It’s crucial to remember that if getting traffic from search engines is your primary goal, your results will most likely suffer. You must provide value above and beyond search engine optimization in order to delight both search engines (who will reward you with high rankings over time) and potential consumers and return visitors. To put it another way, don’t create “thin” content that ranks and gets clicks but adds little value to the search engine user. Google may punish websites that push “thin,” poor-value content; they also tend to have high bounce rates and low conversion rates.
Different Types SEO content:
- Product Pages – Product pages are the lifeblood of any retail e-commerce site. A good product page can be used as both SEO content and a landing page for PPC campaigns.
- Posts on the Blog – A blog is one of the simplest ways to generate a steady stream of SEO-friendly content. Blog posts, in general, are more engaging and more likely to attract links than product pages, so they can be a great way to establish your site’s authority.
- Videos Because there are fewer videos on the web than text pages, creating a video instead of writing an article may make it easier to rank on the first page for a competitive keyword.
How to Create a Content Strategy for SEO?
If you’ve been haphazardly producing content in the hopes that some of it will rank, now is the time to buckle down and commit to a more methodical SEO content strategy for the web.
In order to define and refine your SEO content strategy, follow these four steps:
Defining the goals
If you want to increase product sales, you should prioritise attractive, informative product pages that are optimised for both search and conversions.

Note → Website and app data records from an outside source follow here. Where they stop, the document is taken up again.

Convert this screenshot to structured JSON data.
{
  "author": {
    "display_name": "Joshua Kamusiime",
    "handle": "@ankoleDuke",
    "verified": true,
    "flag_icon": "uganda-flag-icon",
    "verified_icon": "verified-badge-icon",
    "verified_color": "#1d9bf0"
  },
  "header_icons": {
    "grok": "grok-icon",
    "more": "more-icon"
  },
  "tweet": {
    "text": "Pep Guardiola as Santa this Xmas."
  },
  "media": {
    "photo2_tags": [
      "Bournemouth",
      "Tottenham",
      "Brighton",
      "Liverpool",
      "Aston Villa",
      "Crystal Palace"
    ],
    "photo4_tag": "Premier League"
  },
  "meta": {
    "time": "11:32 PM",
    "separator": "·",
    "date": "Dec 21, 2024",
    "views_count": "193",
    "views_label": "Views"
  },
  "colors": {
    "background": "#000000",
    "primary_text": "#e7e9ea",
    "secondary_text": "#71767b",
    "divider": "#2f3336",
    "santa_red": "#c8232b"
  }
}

Your secondary focus could be on useful blog content that demonstrates when and how to use your products, with relevant links to those pages (though it’s best if your blog isn’t entirely self-promotional).
If your site is based on advertising and you want to attract new readers through search, you should focus on rich content (such as long-form articles or video resources that are informative, entertaining, or both) and “stickiness” (“sticky” content keeps visitors on your site longer and encourages them to return).
Consider your audience
Know your target market – surveys and analytics software can assist you in gaining a better understanding of your typical visitor or client. Consider creating marketing personas, which are fictional characters who represent your ideal site visitors and customers. Then consider what kinds of content those personas would be interested in.
If you run a B2B website aimed at C-level executives, for example, you might want to create high-level white papers that can be downloaded and saved for later reading.
If your company caters to teenagers and tweens, you should make frequent updates with less text and more images and video. You’ll also want to make sure your site is mobile-friendly.
Make a schedule for your articles
You can start creating an editorial calendar once you know who you’re going after and why. An editorial calendar is a schedule that specifies when new content will publish and what type of content will be publish. This will help you stick to a regular schedule (creating new content on a regular basis is especially important if you have a blog), as well as prevent you from scrambling at the last minute to come up with a topic for new content.
A few tips on how to create a content calendar and adhere to it:
- Organising your calendar with Outlook (or Google Calendar) means your entire marketing team should have access to the editorial calendar. Set alerts for authors so they are aware of advancing deadlines.
- Consider creating recurring features, such as a meatless recipe every Monday on a food blog. Many blogs publicise link roundups on a weekly basis. Create a category page for each ongoing feature. So that visitors can easily find all of your Meatless Monday recipes and link roundups.
- When creating more complex types of content, such as videos and infographics, give yourself plenty of time. These are more difficult to optimise for search and often require multiple rounds of edits to perfect.
- Don’t plan too far ahead of time. Means Calendars are prone to getting derailed after a month or two due to changes in marketing goals, budgets, or staff. So don’t waste time and effort by making plans out a year’s worth of events in advance.
Analyze and re-evaluate
Finally, keep track of your site’s statistics. Examine your SEO content on a regular basis with content audits and SEO audits (or even a full site audit) to see what’s working and what isn’t. There are numerous tools and website graders available to assist with this. Page visits, links, comments (on blog posts and other sorts of content), social shares (Facebook likes, tweets, and other types of material). And lead generation are all good indicators of effectiveness and participation. Two objectives should be the focus of your investigation:
- Examine your successes so you can replicate them – Keep an eye out for patterns. Do you have a video-obsessed audience? Then go ahead and make more videos! Adjust your editorial calendar in the future. So you can devote more time and effort to the types of content that are most popular.
- Make time to update and improve older SEO content. If you tried to optimise an article for one keyword but it’s getting more traffic for a different keyword. Go back and re-optimize it for the new keyword. By including that keyword in the title, for example, you might be able to significantly increase traffic.
The difference between having a content sharing strategy and not having one has a significant impact on the amount of traffic your posts receive. As a result, having a well-defined approach is critical.